BEGIN Record set

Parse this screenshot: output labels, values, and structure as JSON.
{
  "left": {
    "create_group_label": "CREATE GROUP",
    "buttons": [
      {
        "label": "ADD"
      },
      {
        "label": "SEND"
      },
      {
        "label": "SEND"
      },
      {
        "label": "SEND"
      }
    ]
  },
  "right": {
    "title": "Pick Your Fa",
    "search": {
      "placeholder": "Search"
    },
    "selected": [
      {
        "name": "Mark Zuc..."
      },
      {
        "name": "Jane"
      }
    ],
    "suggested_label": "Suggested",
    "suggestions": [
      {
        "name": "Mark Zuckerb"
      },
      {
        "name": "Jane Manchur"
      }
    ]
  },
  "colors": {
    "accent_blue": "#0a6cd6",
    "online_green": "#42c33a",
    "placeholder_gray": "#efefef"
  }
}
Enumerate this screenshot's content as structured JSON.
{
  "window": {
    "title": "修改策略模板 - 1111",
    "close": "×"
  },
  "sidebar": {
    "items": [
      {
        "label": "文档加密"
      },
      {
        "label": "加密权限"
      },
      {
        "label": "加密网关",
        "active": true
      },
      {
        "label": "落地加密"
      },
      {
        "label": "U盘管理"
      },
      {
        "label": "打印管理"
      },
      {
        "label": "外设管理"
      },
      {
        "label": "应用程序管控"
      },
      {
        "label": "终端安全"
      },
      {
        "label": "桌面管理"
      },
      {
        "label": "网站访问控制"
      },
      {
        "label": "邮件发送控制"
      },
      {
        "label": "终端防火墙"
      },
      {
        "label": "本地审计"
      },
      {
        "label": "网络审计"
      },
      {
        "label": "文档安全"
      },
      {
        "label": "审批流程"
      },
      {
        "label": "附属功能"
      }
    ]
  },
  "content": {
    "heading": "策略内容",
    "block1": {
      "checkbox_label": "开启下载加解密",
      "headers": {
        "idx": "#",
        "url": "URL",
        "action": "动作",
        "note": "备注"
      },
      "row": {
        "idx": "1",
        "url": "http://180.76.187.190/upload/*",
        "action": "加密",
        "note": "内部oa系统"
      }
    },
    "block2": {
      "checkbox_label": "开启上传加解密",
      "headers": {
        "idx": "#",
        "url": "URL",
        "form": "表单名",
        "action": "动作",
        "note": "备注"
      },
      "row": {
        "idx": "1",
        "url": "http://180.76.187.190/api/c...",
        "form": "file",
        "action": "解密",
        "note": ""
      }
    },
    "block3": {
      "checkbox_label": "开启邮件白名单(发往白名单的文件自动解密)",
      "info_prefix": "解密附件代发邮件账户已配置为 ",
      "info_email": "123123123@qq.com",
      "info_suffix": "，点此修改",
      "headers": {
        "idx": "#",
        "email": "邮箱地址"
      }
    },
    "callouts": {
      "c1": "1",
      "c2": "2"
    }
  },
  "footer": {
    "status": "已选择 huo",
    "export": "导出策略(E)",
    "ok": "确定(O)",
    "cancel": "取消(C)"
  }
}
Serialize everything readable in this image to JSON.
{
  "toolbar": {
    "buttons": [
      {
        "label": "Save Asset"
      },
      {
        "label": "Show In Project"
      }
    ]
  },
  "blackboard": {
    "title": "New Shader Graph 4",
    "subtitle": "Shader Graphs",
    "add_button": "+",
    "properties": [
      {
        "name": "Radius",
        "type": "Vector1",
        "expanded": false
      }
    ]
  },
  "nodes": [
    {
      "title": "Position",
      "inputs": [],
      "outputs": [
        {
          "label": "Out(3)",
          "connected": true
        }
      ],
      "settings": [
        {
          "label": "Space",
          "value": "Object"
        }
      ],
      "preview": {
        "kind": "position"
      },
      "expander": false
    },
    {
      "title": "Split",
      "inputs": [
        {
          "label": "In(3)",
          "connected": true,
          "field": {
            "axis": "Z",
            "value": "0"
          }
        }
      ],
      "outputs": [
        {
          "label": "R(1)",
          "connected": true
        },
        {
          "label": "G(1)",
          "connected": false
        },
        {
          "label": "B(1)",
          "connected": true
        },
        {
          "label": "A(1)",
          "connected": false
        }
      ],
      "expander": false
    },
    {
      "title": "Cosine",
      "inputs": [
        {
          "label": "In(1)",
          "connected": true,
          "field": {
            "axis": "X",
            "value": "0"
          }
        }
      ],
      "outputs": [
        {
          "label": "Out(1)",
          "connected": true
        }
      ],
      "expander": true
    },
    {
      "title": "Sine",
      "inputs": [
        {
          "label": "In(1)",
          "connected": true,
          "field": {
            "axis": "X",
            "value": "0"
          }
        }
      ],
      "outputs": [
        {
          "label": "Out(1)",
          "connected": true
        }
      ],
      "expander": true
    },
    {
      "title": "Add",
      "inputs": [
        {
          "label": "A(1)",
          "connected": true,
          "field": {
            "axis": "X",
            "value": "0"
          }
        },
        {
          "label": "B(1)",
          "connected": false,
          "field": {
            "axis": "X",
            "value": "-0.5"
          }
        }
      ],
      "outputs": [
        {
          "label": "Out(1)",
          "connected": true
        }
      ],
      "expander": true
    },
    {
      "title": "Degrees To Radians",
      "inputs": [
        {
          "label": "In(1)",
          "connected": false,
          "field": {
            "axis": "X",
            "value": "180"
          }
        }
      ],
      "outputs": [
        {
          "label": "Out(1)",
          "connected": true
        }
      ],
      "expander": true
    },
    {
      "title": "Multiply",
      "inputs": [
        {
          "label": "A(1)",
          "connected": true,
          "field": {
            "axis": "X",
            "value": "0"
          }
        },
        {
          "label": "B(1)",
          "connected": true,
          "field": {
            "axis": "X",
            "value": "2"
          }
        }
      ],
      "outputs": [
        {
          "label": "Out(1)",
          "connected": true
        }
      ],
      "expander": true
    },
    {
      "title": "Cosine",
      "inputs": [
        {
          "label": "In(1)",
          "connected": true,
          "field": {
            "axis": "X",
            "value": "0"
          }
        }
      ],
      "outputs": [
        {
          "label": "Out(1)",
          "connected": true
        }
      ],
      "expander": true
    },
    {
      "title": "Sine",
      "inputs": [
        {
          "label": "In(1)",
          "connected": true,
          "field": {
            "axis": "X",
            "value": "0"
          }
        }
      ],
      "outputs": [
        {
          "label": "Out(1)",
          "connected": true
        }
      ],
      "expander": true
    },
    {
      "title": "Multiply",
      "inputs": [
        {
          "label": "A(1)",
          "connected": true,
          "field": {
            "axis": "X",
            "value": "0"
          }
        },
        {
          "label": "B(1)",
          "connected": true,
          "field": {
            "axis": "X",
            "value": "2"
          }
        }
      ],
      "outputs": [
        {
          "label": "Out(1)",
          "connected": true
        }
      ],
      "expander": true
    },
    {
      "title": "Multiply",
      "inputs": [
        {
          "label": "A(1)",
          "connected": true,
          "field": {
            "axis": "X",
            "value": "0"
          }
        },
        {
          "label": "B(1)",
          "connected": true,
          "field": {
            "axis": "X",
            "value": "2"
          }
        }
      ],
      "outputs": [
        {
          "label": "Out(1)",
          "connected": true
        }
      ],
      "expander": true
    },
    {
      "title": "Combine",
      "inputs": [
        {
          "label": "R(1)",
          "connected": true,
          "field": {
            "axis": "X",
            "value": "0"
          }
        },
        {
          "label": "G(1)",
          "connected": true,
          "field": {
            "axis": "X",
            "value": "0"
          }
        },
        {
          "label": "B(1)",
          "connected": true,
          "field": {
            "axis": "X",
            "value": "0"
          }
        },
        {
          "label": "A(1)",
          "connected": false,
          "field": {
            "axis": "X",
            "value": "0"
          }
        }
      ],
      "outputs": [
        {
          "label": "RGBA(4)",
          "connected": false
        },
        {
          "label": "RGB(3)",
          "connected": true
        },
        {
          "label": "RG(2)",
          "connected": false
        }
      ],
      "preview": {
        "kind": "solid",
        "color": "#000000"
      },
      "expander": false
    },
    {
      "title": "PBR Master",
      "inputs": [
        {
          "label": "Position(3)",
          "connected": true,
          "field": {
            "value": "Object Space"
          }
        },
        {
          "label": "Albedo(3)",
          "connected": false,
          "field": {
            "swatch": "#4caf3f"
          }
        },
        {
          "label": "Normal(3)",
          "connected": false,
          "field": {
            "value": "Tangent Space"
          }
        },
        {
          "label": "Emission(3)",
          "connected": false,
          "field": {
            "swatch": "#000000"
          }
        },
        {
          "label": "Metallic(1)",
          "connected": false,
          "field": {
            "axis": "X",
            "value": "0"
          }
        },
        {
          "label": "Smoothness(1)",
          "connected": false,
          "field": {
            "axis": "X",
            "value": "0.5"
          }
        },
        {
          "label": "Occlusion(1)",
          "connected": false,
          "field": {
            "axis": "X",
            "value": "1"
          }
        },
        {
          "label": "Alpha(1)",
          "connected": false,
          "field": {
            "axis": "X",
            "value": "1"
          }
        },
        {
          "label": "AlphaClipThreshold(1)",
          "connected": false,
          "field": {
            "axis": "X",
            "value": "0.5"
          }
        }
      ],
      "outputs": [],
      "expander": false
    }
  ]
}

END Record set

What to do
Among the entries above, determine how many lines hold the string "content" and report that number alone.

Finished task
2